Written by AskTheLawyers.com™ on behalf of Cory Forman with Cohen Forman Barone, LLP.
Written by AskTheLawyers.com™ on behalf of Cory Forman, an Immigration Law attorney based in New York.
Asylum refers to a legal protection granted in the United States to foreign nationals or immigrants who meet the international definition of a refugee. According to the United Nations Refugee Act of 1980, a refugee is someone who is unable or unwilling to return to their home country due to a well-founded fear of persecution “on account of race, religion, nationality, membership in a particular social group, or political opinion”. An asylee (i.e. a person granted asylum) cannot be returned to their home country and typically receives authorization to work in the United States, can request permission to travel overseas, may be eligible for Medicaid and other refugee medical assistance, and can even petition to have family members enter the United States.
To be eligible for asylum, individuals must be able to prove that they have been persecuted or have a well-founded fear of persecution.
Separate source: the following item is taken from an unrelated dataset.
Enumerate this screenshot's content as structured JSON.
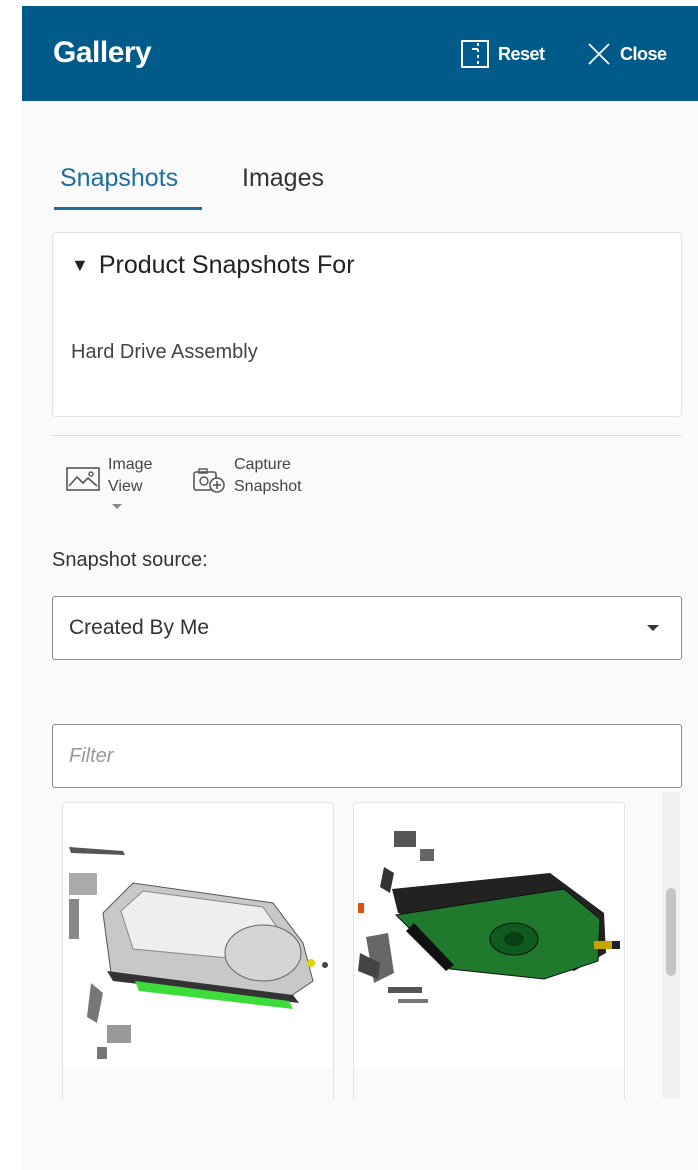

If someone can prove that they have already suffered persecution or fear being persecuted for issues such as race, religion, nationality, political opinion, and/or social group memberships, they may be eligible to apply for and be granted asylum in the United States. However, proving that the fear of persecution is “well-founded” can pose a challenge; if the individual in question cannot prove that this is well-founded, they could find their application for asylum denied. An application could also be denied if the applicant applies for asylum prior to arriving in the United States, or if they fail to apply within one year after arriving. Other reasons an application for asylum could be denied include submitting an incomplete application or posing a threat to national security.
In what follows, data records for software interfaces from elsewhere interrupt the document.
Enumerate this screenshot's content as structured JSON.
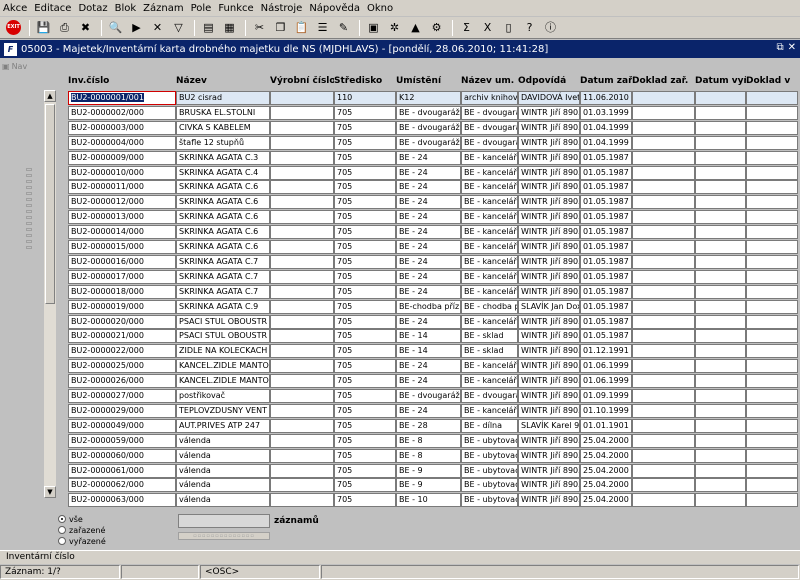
{
  "menubar": [
    "Akce",
    "Editace",
    "Dotaz",
    "Blok",
    "Záznam",
    "Pole",
    "Funkce",
    "Nástroje",
    "Nápověda",
    "Okno"
  ],
  "toolbar": {
    "exit_label": "EXIT",
    "buttons": [
      {
        "name": "save-icon",
        "glyph": "💾"
      },
      {
        "name": "print-icon",
        "glyph": "⎙"
      },
      {
        "name": "close-form-icon",
        "glyph": "✖"
      },
      {
        "name": "enter-query-icon",
        "glyph": "🔍"
      },
      {
        "name": "execute-query-icon",
        "glyph": "▶"
      },
      {
        "name": "cancel-query-icon",
        "glyph": "✕"
      },
      {
        "name": "filter-icon",
        "glyph": "▽"
      },
      {
        "name": "insert-record-icon",
        "glyph": "▤"
      },
      {
        "name": "delete-record-icon",
        "glyph": "▦"
      },
      {
        "name": "cut-icon",
        "glyph": "✂"
      },
      {
        "name": "copy-icon",
        "glyph": "❐"
      },
      {
        "name": "paste-icon",
        "glyph": "📋"
      },
      {
        "name": "list-icon",
        "glyph": "☰"
      },
      {
        "name": "edit-icon",
        "glyph": "✎"
      },
      {
        "name": "calendar-icon",
        "glyph": "▣"
      },
      {
        "name": "tools-icon",
        "glyph": "✲"
      },
      {
        "name": "warning-icon",
        "glyph": "▲"
      },
      {
        "name": "gear-icon",
        "glyph": "⚙"
      },
      {
        "name": "sigma-icon",
        "glyph": "Σ"
      },
      {
        "name": "excel-icon",
        "glyph": "X"
      },
      {
        "name": "document-icon",
        "glyph": "▯"
      },
      {
        "name": "help-icon",
        "glyph": "?"
      },
      {
        "name": "info-icon",
        "glyph": "ⓘ"
      }
    ]
  },
  "window": {
    "icon_letter": "F",
    "title": "05003 - Majetek/Inventární karta drobného majetku dle NS (MJDHLAVS) - [pondělí, 28.06.2010; 11:41:28]",
    "controls": [
      "⧉",
      "✕"
    ]
  },
  "nav": {
    "label": "Nav"
  },
  "columns": [
    "Inv.číslo",
    "Název",
    "Výrobní číslo",
    "Středisko",
    "Umístění",
    "Název um.",
    "Odpovídá",
    "Datum zař.",
    "Doklad zař.",
    "Datum vyř.",
    "Doklad v"
  ],
  "rows": [
    [
      "BU2-0000001/001",
      "BU2 cisrad",
      "",
      "110",
      "K12",
      "archiv knihovr",
      "DAVIDOVÁ Ivet",
      "11.06.2010",
      "",
      "",
      ""
    ],
    [
      "BU2-0000002/000",
      "BRUSKA EL.STOLNI",
      "",
      "705",
      "BE - dvougaráž",
      "BE - dvougará",
      "WINTR Jiří 8903",
      "01.03.1999",
      "",
      "",
      ""
    ],
    [
      "BU2-0000003/000",
      "CIVKA S KABELEM",
      "",
      "705",
      "BE - dvougaráž",
      "BE - dvougará",
      "WINTR Jiří 8903",
      "01.04.1999",
      "",
      "",
      ""
    ],
    [
      "BU2-0000004/000",
      "štafle 12 stupňů",
      "",
      "705",
      "BE - dvougaráž",
      "BE - dvougará",
      "WINTR Jiří 8903",
      "01.04.1999",
      "",
      "",
      ""
    ],
    [
      "BU2-0000009/000",
      "SKRINKA AGATA C.3",
      "",
      "705",
      "BE - 24",
      "BE - kancelář",
      "WINTR Jiří 8903",
      "01.05.1987",
      "",
      "",
      ""
    ],
    [
      "BU2-0000010/000",
      "SKRINKA AGATA C.4",
      "",
      "705",
      "BE - 24",
      "BE - kancelář",
      "WINTR Jiří 8903",
      "01.05.1987",
      "",
      "",
      ""
    ],
    [
      "BU2-0000011/000",
      "SKRINKA AGATA C.6",
      "",
      "705",
      "BE - 24",
      "BE - kancelář",
      "WINTR Jiří 8903",
      "01.05.1987",
      "",
      "",
      ""
    ],
    [
      "BU2-0000012/000",
      "SKRINKA AGATA C.6",
      "",
      "705",
      "BE - 24",
      "BE - kancelář",
      "WINTR Jiří 8903",
      "01.05.1987",
      "",
      "",
      ""
    ],
    [
      "BU2-0000013/000",
      "SKRINKA AGATA C.6",
      "",
      "705",
      "BE - 24",
      "BE - kancelář",
      "WINTR Jiří 8903",
      "01.05.1987",
      "",
      "",
      ""
    ],
    [
      "BU2-0000014/000",
      "SKRINKA AGATA C.6",
      "",
      "705",
      "BE - 24",
      "BE - kancelář",
      "WINTR Jiří 8903",
      "01.05.1987",
      "",
      "",
      ""
    ],
    [
      "BU2-0000015/000",
      "SKRINKA AGATA C.6",
      "",
      "705",
      "BE - 24",
      "BE - kancelář",
      "WINTR Jiří 8903",
      "01.05.1987",
      "",
      "",
      ""
    ],
    [
      "BU2-0000016/000",
      "SKRINKA AGATA C.7",
      "",
      "705",
      "BE - 24",
      "BE - kancelář",
      "WINTR Jiří 8903",
      "01.05.1987",
      "",
      "",
      ""
    ],
    [
      "BU2-0000017/000",
      "SKRINKA AGATA C.7",
      "",
      "705",
      "BE - 24",
      "BE - kancelář",
      "WINTR Jiří 8903",
      "01.05.1987",
      "",
      "",
      ""
    ],
    [
      "BU2-0000018/000",
      "SKRINKA AGATA C.7",
      "",
      "705",
      "BE - 24",
      "BE - kancelář",
      "WINTR Jiří 8903",
      "01.05.1987",
      "",
      "",
      ""
    ],
    [
      "BU2-0000019/000",
      "SKRINKA AGATA C.9",
      "",
      "705",
      "BE-chodba příz.",
      "BE - chodba p",
      "SLAVÍK Jan Dox",
      "01.05.1987",
      "",
      "",
      ""
    ],
    [
      "BU2-0000020/000",
      "PSACI STUL OBOUSTR",
      "",
      "705",
      "BE - 24",
      "BE - kancelář",
      "WINTR Jiří 8903",
      "01.05.1987",
      "",
      "",
      ""
    ],
    [
      "BU2-0000021/000",
      "PSACI STUL OBOUSTR",
      "",
      "705",
      "BE - 14",
      "BE - sklad",
      "WINTR Jiří 8903",
      "01.05.1987",
      "",
      "",
      ""
    ],
    [
      "BU2-0000022/000",
      "ZIDLE NA KOLECKACH",
      "",
      "705",
      "BE - 14",
      "BE - sklad",
      "WINTR Jiří 8903",
      "01.12.1991",
      "",
      "",
      ""
    ],
    [
      "BU2-0000025/000",
      "KANCEL.ZIDLE MANTO",
      "",
      "705",
      "BE - 24",
      "BE - kancelář",
      "WINTR Jiří 8903",
      "01.06.1999",
      "",
      "",
      ""
    ],
    [
      "BU2-0000026/000",
      "KANCEL.ZIDLE MANTO",
      "",
      "705",
      "BE - 24",
      "BE - kancelář",
      "WINTR Jiří 8903",
      "01.06.1999",
      "",
      "",
      ""
    ],
    [
      "BU2-0000027/000",
      "postřikovač",
      "",
      "705",
      "BE - dvougaráž",
      "BE - dvougará",
      "WINTR Jiří 8903",
      "01.09.1999",
      "",
      "",
      ""
    ],
    [
      "BU2-0000029/000",
      "TEPLOVZDUSNY VENT",
      "",
      "705",
      "BE - 24",
      "BE - kancelář",
      "WINTR Jiří 8903",
      "01.10.1999",
      "",
      "",
      ""
    ],
    [
      "BU2-0000049/000",
      "AUT.PRIVES ATP 247",
      "",
      "705",
      "BE - 28",
      "BE - dílna",
      "SLAVÍK Karel 9:",
      "01.01.1901",
      "",
      "",
      ""
    ],
    [
      "BU2-0000059/000",
      "válenda",
      "",
      "705",
      "BE - 8",
      "BE - ubytovac",
      "WINTR Jiří 8903",
      "25.04.2000",
      "",
      "",
      ""
    ],
    [
      "BU2-0000060/000",
      "válenda",
      "",
      "705",
      "BE - 8",
      "BE - ubytovac",
      "WINTR Jiří 8903",
      "25.04.2000",
      "",
      "",
      ""
    ],
    [
      "BU2-0000061/000",
      "válenda",
      "",
      "705",
      "BE - 9",
      "BE - ubytovac",
      "WINTR Jiří 8903",
      "25.04.2000",
      "",
      "",
      ""
    ],
    [
      "BU2-0000062/000",
      "válenda",
      "",
      "705",
      "BE - 9",
      "BE - ubytovac",
      "WINTR Jiří 8903",
      "25.04.2000",
      "",
      "",
      ""
    ],
    [
      "BU2-0000063/000",
      "válenda",
      "",
      "705",
      "BE - 10",
      "BE - ubytovac",
      "WINTR Jiří 8903",
      "25.04.2000",
      "",
      "",
      ""
    ]
  ],
  "filters": {
    "options": [
      {
        "label": "vše",
        "checked": true
      },
      {
        "label": "zařazené",
        "checked": false
      },
      {
        "label": "vyřazené",
        "checked": false
      }
    ]
  },
  "count": {
    "value": "",
    "label": "záznamů"
  },
  "hint": "Inventární číslo",
  "status": {
    "record": "Záznam: 1/?",
    "osc": "<OSC>"
  }
}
Applying for asylum can be difficult without an attorney.
Unfortunately, the application process for asylum can be complex and may be difficult to complete without the assistance of an expert; this is why it is recommended to reach out to an immigration lawyer for help compiling the necessary documents, evidence, and forms for your application. Immigration attorneys understand the process as well as what kind of evidence a court will typically require in order to approve an asylum request. These attorneys can also ensure that the application is completed correctly the first time around, a service that can be truly invaluable in an already stressful process.
Additionally, if you are found ineligible for asylum, there may be alternative options to pursue that may allow you to legally remain in the United States. For example, an immigration lawyer can refer you to your options under the Withholding of Removal and Relief Under the Convention Against Torture Act (CAT Relief) as well as other options that may be available.
After one year, an asylee can apply for their Green Card.
Asylum status can be useful not only in the short-term, preventing the individual from being returned to a potentially dangerous place, but can also help on the path to citizenship. After one year of living with asylum status, the asylee can apply for lawful permanent resident status; in other words, their Green Card. After the asylee has become a lawful permanent resident, they must keep their Green Card for four years before they can continue to the ten-step naturalization process, after which the individual may be granted United States citizenship.
To learn more about who can apply for asylum in the United States, or for help with the application or immigration process, reach out to an immigration lawyer in your area.